9) What tax will I pay on my interest?
If you’re taxable income is less than £17,000 per year, you won’t pay any tax on savings income. Additionally, if you have an ISA account, you will not pay any tax on interest earned from that ISA, regardless of your income.
For those who have a taxable income above £17,000 per year, the government recently introduced the Personal Savings Allowance, which allows individuals to earn up to £1,000 in savings income before paying any tax (interest earnt from an ISA would not count towards the personal savings allowance, so you can use the two alongside each other).
The size of your allowance depends on your adjusted net income, where those earning up to £43,000 a year have an allowance of £1,000, but those earning between £43,001 and £150,000 have an allowance of £500. Those with an adjusted net income over £150,000 are not eligible to the Personal Savings Allowance. More details about the Personal Savings Allowance can be found here.
10) What does APR stand for?

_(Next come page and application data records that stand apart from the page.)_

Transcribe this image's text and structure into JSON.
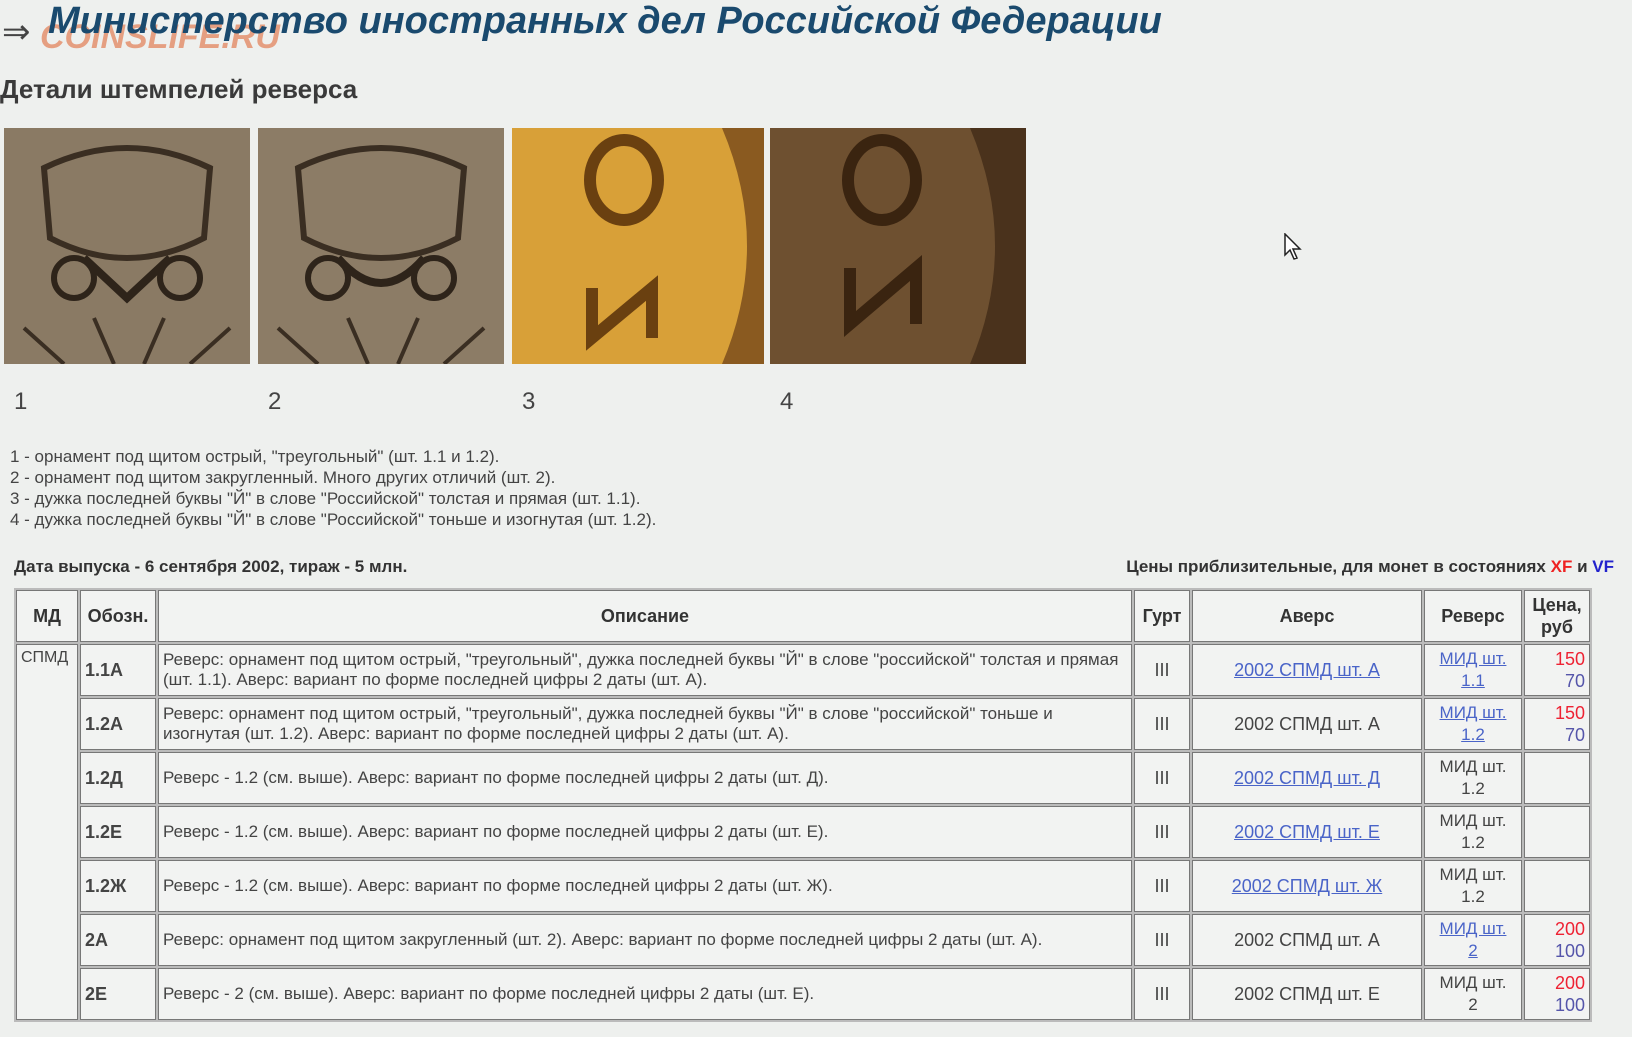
{
  "header": {
    "arrow": "⇒",
    "watermark": "COINSLIFE.RU",
    "title": "Министерство иностранных дел Российской Федерации"
  },
  "section_title": "Детали штемпелей реверса",
  "photos": [
    {
      "caption": "1",
      "tone": "#8a7a64"
    },
    {
      "caption": "2",
      "tone": "#8c7c66"
    },
    {
      "caption": "3",
      "tone": "#d8a038"
    },
    {
      "caption": "4",
      "tone": "#6e5030"
    }
  ],
  "notes": [
    "1 - орнамент под щитом острый, \"треугольный\" (шт. 1.1 и 1.2).",
    "2 - орнамент под щитом закругленный. Много других отличий (шт. 2).",
    "3 - дужка последней буквы \"Й\" в слове \"Российской\" толстая и прямая (шт. 1.1).",
    "4 - дужка последней буквы \"Й\" в слове \"Российской\" тоньше и изогнутая (шт. 1.2)."
  ],
  "info": {
    "left": "Дата выпуска - 6 сентября 2002, тираж - 5 млн.",
    "right_prefix": "Цены приблизительные, для монет в состояниях",
    "xf": "XF",
    "and": "и",
    "vf": "VF"
  },
  "table": {
    "headers": {
      "md": "МД",
      "code": "Обозн.",
      "desc": "Описание",
      "edge": "Гурт",
      "obverse": "Аверс",
      "reverse": "Реверс",
      "price": "Цена, руб"
    },
    "md_value": "СПМД",
    "rows": [
      {
        "code": "1.1А",
        "desc": "Реверс: орнамент под щитом острый, \"треугольный\", дужка последней буквы \"Й\" в слове \"российской\" толстая и прямая (шт. 1.1). Аверс: вариант по форме последней цифры 2 даты (шт. А).",
        "edge": "III",
        "obverse": "2002 СПМД шт. А",
        "obverse_link": true,
        "rev1": "МИД шт.",
        "rev2": "1.1",
        "rev_link": true,
        "xf": "150",
        "vf": "70"
      },
      {
        "code": "1.2А",
        "desc": "Реверс: орнамент под щитом острый, \"треугольный\", дужка последней буквы \"Й\" в слове \"российской\" тоньше и изогнутая (шт. 1.2). Аверс: вариант по форме последней цифры 2 даты (шт. А).",
        "edge": "III",
        "obverse": "2002 СПМД шт. А",
        "obverse_link": false,
        "rev1": "МИД шт.",
        "rev2": "1.2",
        "rev_link": true,
        "xf": "150",
        "vf": "70"
      },
      {
        "code": "1.2Д",
        "desc": "Реверс - 1.2 (см. выше). Аверс: вариант по форме последней цифры 2 даты (шт. Д).",
        "edge": "III",
        "obverse": "2002 СПМД шт. Д",
        "obverse_link": true,
        "rev1": "МИД шт.",
        "rev2": "1.2",
        "rev_link": false,
        "xf": "",
        "vf": ""
      },
      {
        "code": "1.2Е",
        "desc": "Реверс - 1.2 (см. выше). Аверс: вариант по форме последней цифры 2 даты (шт. Е).",
        "edge": "III",
        "obverse": "2002 СПМД шт. Е",
        "obverse_link": true,
        "rev1": "МИД шт.",
        "rev2": "1.2",
        "rev_link": false,
        "xf": "",
        "vf": ""
      },
      {
        "code": "1.2Ж",
        "desc": "Реверс - 1.2 (см. выше). Аверс: вариант по форме последней цифры 2 даты (шт. Ж).",
        "edge": "III",
        "obverse": "2002 СПМД шт. Ж",
        "obverse_link": true,
        "rev1": "МИД шт.",
        "rev2": "1.2",
        "rev_link": false,
        "xf": "",
        "vf": ""
      },
      {
        "code": "2А",
        "desc": "Реверс: орнамент под щитом закругленный (шт. 2). Аверс: вариант по форме последней цифры 2 даты (шт. А).",
        "edge": "III",
        "obverse": "2002 СПМД шт. А",
        "obverse_link": false,
        "rev1": "МИД шт.",
        "rev2": "2",
        "rev_link": true,
        "xf": "200",
        "vf": "100"
      },
      {
        "code": "2Е",
        "desc": "Реверс - 2 (см. выше). Аверс: вариант по форме последней цифры 2 даты (шт. Е).",
        "edge": "III",
        "obverse": "2002 СПМД шт. Е",
        "obverse_link": false,
        "rev1": "МИД шт.",
        "rev2": "2",
        "rev_link": false,
        "xf": "200",
        "vf": "100"
      }
    ]
  }
}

APR stands for Annual Percentage Rate and describes the actual yearly costs of your loan over the term of the mortgage, and takes into account the fees and costs you’ll have to pay as well as the interest rate itself.
Also AER, or Annual Equivalent Rate, is the official rate for savings accounts, and is designed to show what you’d get over a year if you put money in the account and left it there. The alternative is the gross rate, which is the flat rate of interest that’s actually paid.
Brendan Gilligan is mortgage product manager for Yorkshire Building Society